### TASK INSTRUCTIONS
When you spot the word "user" in a line of the data below, copy that line.

### Stored data entries
■ ■ ■ ■ ■ ■ ■
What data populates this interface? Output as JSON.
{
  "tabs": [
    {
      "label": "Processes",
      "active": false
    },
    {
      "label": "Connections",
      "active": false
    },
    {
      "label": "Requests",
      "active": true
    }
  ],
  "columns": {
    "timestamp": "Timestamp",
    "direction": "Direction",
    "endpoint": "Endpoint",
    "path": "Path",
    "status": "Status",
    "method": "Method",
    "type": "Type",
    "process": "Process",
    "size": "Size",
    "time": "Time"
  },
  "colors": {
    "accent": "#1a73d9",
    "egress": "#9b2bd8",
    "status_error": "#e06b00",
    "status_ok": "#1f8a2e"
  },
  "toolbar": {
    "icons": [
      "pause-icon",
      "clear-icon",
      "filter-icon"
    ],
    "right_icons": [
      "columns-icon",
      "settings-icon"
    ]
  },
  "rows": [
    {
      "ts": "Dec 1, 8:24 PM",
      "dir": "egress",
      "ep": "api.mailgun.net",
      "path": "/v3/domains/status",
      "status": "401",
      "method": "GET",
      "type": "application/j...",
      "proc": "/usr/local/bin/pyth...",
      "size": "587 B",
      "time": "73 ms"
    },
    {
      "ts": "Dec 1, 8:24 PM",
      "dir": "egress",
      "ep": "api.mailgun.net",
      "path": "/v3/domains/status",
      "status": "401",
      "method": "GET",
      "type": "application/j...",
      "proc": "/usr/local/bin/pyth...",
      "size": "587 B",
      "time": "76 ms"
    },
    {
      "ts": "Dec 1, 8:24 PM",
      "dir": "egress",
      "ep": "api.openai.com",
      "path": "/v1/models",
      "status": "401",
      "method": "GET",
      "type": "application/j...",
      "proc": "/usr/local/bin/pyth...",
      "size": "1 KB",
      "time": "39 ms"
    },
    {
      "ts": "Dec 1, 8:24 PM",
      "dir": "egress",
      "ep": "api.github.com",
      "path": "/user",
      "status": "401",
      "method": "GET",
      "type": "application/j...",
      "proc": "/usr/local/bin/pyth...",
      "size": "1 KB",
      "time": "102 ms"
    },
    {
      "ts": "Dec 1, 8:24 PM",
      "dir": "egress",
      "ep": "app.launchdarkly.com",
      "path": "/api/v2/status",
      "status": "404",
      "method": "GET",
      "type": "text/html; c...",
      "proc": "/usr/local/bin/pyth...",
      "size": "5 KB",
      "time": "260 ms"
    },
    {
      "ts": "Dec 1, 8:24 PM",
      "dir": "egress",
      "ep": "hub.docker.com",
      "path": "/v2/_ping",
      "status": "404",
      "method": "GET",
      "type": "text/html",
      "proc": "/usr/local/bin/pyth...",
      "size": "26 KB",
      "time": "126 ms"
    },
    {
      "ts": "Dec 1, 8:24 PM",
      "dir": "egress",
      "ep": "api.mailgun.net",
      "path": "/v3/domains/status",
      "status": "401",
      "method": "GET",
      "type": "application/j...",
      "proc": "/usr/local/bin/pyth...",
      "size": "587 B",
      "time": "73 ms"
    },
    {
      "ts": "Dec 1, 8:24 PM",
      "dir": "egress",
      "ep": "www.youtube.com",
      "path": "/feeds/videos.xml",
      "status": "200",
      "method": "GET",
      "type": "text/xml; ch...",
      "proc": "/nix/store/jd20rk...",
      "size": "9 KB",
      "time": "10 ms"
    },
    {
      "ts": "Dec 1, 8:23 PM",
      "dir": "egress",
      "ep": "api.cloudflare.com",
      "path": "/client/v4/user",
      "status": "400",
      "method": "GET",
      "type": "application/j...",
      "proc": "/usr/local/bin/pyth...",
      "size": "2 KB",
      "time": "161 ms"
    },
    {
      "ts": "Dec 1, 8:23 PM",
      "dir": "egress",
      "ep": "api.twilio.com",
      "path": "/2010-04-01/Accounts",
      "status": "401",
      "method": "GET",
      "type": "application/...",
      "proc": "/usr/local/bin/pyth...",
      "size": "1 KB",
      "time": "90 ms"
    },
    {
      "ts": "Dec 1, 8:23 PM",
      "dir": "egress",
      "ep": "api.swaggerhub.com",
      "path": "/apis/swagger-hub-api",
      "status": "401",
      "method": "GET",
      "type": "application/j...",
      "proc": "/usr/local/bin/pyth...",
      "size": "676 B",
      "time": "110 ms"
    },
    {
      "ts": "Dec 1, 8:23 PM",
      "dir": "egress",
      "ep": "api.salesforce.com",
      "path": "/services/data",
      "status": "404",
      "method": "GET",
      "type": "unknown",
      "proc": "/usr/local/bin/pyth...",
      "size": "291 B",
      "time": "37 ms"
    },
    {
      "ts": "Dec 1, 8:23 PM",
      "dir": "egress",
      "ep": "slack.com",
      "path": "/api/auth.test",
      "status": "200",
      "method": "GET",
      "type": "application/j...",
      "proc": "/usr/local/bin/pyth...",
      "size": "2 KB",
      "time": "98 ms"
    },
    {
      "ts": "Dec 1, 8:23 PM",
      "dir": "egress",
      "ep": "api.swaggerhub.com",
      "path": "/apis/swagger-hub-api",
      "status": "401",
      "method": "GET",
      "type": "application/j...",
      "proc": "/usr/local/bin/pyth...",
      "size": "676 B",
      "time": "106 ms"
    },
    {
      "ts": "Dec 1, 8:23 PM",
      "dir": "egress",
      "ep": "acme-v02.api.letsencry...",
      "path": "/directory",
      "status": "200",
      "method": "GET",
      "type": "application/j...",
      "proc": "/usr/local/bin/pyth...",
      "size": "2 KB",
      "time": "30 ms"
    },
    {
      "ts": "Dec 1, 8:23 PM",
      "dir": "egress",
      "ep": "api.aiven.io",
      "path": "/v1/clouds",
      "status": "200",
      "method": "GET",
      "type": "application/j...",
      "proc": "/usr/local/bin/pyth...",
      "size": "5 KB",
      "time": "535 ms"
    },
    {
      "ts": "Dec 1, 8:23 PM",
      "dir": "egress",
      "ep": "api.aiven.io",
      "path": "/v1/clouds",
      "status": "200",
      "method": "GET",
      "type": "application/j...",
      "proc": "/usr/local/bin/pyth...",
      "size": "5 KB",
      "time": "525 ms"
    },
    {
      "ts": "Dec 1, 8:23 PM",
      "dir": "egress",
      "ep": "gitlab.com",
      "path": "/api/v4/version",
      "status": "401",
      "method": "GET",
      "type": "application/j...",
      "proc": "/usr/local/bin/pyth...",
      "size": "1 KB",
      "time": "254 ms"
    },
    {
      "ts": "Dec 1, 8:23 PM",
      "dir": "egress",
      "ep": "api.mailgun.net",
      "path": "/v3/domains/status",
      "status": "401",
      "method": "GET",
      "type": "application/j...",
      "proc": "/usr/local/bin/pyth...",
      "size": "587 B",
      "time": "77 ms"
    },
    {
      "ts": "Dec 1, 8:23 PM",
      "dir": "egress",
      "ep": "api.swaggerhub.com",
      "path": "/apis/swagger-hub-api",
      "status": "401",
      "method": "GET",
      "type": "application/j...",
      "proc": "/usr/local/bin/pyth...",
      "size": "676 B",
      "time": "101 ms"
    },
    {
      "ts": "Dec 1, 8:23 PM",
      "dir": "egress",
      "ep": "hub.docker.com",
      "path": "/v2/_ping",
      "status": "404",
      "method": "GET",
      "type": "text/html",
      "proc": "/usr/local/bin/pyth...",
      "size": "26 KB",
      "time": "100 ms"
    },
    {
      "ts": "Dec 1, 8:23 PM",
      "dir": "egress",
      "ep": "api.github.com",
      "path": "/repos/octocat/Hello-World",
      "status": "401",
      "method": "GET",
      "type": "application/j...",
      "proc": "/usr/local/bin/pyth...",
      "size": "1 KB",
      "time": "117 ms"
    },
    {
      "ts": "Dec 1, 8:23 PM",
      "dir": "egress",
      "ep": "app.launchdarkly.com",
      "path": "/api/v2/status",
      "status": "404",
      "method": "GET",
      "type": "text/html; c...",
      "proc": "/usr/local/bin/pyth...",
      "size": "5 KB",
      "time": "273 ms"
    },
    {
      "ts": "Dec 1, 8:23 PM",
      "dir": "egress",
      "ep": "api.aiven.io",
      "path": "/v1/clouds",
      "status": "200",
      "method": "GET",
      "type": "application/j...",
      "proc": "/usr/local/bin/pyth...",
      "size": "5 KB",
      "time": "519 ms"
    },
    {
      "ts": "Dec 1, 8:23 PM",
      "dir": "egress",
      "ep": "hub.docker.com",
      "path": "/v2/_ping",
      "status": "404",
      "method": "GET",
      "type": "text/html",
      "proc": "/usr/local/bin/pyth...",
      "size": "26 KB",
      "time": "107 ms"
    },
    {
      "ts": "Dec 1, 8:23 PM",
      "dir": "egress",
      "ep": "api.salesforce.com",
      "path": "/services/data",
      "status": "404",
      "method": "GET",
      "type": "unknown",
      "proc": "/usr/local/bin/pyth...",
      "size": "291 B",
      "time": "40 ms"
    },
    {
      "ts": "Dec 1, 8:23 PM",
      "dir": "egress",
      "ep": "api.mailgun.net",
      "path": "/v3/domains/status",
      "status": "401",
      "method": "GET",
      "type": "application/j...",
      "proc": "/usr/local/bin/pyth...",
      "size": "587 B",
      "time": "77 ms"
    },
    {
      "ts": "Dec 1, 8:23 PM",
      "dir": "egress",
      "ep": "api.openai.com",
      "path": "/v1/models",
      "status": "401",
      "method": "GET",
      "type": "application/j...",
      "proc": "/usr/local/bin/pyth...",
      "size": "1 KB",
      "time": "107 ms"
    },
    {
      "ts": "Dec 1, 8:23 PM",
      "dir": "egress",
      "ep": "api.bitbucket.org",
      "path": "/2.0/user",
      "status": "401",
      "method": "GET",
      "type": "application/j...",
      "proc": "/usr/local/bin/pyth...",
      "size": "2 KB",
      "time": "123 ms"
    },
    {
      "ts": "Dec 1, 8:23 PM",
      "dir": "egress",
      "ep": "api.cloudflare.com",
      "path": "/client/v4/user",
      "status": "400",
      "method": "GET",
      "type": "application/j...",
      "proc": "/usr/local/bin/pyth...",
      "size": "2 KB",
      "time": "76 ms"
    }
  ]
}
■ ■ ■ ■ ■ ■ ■
### YOUR RESPONSE
      "path": "/user",
      "path": "/client/v4/user",
      "path": "/2.0/user",
      "path": "/client/v4/user",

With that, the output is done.